[RECORDS SUPPLIED — start]

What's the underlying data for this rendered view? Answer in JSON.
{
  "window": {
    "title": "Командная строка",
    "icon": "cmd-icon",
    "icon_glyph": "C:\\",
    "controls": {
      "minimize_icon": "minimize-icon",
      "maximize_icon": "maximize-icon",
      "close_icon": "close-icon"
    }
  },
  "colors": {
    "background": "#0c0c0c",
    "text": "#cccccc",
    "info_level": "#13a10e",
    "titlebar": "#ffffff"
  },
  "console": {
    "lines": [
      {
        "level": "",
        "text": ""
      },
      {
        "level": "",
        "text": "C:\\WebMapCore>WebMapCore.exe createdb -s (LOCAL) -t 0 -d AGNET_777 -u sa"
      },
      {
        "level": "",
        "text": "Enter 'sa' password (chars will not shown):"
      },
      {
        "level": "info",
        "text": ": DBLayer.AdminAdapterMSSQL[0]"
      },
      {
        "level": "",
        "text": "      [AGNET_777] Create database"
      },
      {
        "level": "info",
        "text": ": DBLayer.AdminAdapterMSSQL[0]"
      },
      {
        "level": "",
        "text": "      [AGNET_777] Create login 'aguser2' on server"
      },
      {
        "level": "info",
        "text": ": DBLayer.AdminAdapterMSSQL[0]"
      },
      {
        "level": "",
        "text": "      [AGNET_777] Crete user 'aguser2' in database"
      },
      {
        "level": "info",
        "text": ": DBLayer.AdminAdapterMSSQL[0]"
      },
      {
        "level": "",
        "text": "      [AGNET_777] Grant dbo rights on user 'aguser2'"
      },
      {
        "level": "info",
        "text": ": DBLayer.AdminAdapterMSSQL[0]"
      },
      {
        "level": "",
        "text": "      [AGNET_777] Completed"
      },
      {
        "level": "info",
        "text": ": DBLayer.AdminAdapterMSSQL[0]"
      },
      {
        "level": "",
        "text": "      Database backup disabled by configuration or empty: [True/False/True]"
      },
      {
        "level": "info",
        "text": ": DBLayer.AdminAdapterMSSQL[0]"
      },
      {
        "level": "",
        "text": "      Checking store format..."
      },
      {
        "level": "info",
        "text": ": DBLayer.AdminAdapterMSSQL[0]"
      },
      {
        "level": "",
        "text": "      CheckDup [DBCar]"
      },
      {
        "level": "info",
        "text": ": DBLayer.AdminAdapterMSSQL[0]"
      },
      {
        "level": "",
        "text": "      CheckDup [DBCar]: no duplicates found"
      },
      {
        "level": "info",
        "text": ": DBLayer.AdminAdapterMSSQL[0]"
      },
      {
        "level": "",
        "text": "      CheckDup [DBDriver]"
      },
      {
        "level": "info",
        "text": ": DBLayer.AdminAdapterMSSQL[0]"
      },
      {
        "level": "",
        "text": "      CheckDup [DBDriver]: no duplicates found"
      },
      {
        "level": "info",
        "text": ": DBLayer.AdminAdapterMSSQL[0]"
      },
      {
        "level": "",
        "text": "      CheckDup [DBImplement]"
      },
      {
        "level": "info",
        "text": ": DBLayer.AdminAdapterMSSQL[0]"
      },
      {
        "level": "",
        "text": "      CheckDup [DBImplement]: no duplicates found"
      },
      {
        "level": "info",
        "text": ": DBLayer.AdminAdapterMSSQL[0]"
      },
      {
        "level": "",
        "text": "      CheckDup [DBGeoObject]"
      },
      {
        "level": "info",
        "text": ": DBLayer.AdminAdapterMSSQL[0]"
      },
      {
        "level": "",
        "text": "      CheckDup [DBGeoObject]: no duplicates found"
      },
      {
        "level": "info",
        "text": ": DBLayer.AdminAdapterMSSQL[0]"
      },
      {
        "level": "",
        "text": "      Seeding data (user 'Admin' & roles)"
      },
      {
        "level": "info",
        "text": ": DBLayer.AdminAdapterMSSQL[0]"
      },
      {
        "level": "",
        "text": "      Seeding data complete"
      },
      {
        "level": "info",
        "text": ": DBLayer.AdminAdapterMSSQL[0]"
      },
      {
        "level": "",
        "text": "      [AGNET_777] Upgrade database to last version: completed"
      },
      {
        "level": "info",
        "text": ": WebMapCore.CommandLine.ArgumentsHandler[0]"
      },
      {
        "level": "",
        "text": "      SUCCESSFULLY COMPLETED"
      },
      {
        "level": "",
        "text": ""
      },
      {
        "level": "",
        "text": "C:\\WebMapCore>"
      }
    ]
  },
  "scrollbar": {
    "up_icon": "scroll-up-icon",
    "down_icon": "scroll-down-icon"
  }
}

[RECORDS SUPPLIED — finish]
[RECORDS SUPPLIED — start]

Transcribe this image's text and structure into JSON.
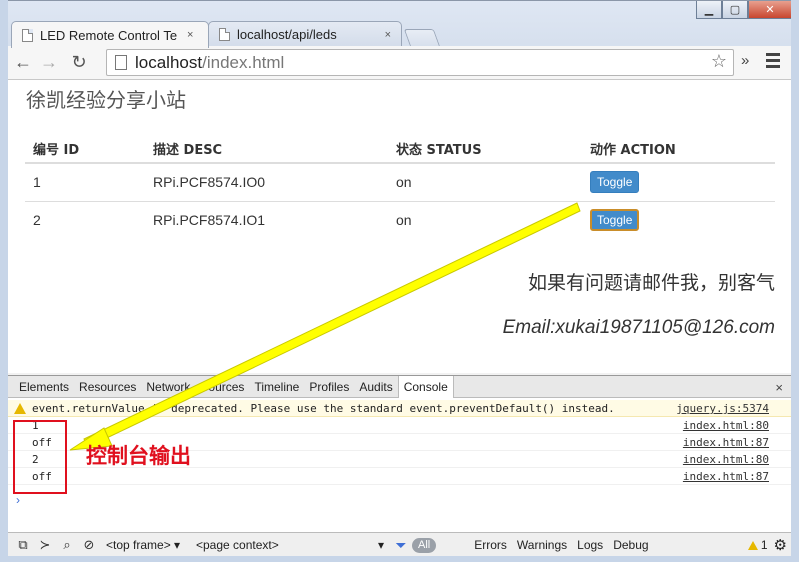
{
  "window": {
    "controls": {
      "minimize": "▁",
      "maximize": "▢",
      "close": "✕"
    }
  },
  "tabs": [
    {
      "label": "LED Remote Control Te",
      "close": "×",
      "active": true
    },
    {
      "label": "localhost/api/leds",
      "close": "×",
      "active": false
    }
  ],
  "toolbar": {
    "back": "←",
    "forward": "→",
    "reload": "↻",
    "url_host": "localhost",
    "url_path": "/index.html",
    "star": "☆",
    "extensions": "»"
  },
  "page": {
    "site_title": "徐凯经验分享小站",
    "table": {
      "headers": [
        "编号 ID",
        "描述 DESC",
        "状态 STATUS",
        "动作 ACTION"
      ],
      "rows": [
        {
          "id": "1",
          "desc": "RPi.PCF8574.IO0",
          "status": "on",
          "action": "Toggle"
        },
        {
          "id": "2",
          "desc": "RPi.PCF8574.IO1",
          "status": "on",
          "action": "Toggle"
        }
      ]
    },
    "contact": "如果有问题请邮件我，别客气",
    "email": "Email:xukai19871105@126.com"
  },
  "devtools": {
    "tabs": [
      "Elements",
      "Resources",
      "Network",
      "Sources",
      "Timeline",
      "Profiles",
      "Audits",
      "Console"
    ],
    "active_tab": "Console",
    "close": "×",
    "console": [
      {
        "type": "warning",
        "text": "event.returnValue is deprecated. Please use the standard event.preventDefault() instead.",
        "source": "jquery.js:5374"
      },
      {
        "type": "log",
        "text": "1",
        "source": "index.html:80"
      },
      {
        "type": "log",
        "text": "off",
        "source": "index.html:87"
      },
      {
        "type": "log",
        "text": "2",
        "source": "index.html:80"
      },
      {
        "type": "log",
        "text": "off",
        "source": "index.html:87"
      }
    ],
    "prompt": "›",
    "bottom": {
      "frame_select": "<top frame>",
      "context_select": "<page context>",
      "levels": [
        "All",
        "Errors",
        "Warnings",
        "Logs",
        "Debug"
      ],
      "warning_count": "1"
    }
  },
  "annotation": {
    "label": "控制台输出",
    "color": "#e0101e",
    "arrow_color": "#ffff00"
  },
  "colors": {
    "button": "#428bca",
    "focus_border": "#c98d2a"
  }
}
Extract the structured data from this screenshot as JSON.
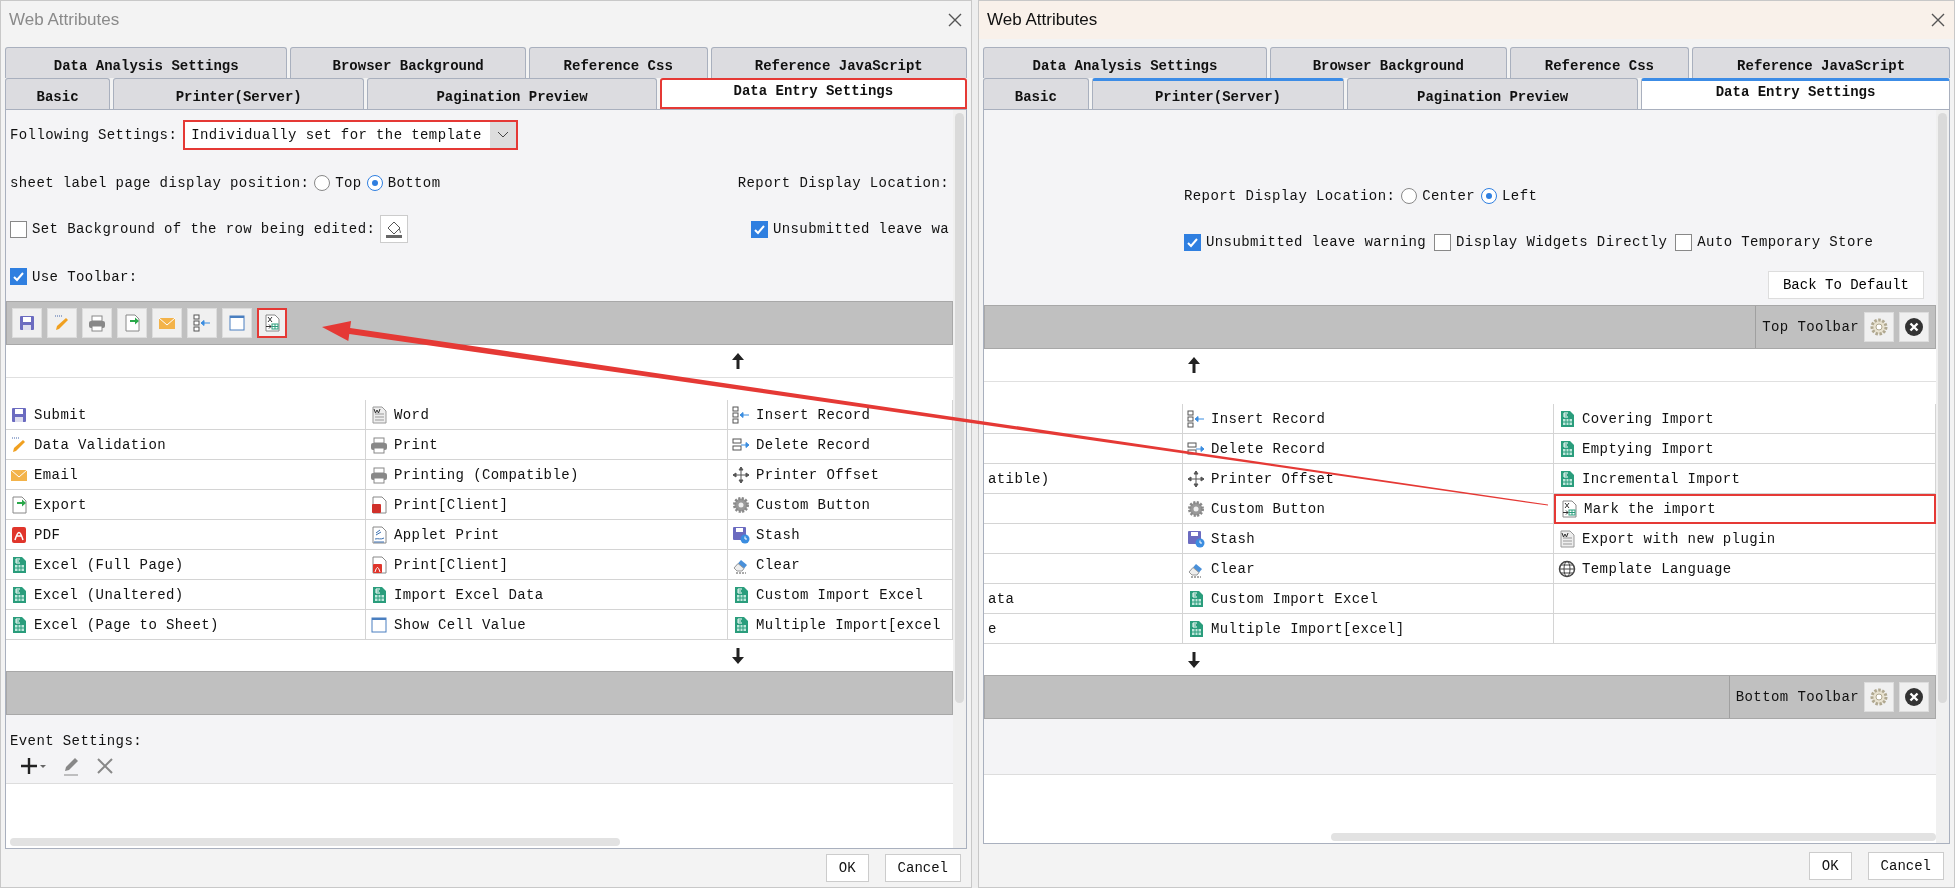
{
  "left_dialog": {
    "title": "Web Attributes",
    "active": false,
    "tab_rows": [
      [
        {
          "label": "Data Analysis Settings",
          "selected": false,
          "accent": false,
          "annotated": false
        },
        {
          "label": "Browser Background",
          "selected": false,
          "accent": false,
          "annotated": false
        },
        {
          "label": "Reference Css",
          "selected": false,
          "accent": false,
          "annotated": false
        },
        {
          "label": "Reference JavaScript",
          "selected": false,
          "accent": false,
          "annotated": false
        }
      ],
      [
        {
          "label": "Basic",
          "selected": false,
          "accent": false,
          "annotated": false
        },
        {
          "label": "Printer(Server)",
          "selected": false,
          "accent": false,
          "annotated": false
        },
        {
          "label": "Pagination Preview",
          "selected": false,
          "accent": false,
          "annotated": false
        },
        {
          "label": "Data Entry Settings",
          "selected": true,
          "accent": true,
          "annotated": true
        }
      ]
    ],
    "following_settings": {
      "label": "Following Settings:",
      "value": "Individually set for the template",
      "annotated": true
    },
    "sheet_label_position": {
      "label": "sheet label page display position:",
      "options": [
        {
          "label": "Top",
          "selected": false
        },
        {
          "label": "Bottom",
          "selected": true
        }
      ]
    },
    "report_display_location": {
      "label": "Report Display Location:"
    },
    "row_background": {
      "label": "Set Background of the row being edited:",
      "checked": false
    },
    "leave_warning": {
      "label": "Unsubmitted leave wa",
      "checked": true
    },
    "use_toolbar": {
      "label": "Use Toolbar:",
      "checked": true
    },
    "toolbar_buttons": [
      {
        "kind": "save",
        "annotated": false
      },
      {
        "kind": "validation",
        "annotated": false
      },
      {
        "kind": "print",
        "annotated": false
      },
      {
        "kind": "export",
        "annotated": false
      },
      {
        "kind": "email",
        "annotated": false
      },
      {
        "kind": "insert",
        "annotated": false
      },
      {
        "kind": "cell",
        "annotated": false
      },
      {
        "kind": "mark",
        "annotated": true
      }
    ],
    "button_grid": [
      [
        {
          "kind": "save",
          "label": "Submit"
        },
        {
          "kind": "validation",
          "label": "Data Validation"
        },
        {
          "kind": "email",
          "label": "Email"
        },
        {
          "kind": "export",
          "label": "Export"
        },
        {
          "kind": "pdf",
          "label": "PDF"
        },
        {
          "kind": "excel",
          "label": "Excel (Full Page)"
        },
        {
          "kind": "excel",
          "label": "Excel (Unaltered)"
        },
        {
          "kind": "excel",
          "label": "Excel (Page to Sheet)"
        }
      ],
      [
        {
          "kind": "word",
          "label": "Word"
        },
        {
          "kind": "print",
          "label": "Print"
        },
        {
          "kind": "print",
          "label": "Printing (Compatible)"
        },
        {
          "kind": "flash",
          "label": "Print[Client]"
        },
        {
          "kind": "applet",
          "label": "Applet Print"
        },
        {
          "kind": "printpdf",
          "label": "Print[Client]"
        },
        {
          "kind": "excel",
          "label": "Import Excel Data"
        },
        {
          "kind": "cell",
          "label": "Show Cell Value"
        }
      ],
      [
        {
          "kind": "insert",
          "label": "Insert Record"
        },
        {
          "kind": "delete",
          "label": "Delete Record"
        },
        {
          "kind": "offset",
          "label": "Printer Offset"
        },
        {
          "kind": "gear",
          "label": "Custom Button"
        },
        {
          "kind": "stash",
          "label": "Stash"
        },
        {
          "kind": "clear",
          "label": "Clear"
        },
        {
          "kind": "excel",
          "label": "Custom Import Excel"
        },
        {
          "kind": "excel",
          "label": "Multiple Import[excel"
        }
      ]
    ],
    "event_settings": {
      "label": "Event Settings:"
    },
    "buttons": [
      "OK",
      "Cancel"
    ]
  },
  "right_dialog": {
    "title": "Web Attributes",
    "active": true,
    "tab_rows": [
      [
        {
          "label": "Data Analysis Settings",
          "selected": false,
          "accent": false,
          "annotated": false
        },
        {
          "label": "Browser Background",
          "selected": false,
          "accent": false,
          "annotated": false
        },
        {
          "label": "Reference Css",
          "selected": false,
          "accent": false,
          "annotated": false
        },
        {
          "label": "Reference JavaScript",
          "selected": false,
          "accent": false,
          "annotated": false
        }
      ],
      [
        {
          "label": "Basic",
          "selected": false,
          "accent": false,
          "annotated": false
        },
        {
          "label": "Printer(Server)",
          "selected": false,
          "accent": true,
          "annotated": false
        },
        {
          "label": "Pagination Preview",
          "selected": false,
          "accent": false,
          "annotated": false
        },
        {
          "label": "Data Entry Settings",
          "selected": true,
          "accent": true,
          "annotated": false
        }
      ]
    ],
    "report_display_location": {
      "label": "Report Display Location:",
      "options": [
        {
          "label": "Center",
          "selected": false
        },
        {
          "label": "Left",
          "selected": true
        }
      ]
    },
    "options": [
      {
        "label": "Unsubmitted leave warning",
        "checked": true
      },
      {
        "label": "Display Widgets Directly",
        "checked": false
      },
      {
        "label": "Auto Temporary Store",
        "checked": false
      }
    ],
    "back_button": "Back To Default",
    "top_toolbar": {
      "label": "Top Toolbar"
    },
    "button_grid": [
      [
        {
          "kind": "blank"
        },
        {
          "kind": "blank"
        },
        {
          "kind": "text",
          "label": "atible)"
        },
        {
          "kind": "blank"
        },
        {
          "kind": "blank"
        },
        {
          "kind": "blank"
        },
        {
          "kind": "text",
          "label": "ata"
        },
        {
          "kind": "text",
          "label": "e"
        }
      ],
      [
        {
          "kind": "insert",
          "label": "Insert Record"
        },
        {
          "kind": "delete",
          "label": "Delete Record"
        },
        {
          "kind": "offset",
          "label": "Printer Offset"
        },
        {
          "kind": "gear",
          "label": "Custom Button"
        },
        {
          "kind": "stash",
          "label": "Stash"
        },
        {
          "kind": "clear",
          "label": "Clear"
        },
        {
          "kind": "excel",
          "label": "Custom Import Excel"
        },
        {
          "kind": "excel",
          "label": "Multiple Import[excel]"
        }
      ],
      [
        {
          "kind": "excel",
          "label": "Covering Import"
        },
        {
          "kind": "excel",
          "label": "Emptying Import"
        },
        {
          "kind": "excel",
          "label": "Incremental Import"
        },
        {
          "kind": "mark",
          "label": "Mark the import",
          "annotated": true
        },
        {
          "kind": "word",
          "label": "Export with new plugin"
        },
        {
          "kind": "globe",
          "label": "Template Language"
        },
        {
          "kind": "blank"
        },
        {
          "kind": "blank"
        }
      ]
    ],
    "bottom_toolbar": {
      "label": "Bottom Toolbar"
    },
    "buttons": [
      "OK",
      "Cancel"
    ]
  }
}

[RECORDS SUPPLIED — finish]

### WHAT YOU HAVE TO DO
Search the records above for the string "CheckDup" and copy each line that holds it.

### TASK OUTPUT
        "text": "      CheckDup [DBCar]"
        "text": "      CheckDup [DBCar]: no duplicates found"
        "text": "      CheckDup [DBDriver]"
        "text": "      CheckDup [DBDriver]: no duplicates found"
        "text": "      CheckDup [DBImplement]"
        "text": "      CheckDup [DBImplement]: no duplicates found"
        "text": "      CheckDup [DBGeoObject]"
        "text": "      CheckDup [DBGeoObject]: no duplicates found"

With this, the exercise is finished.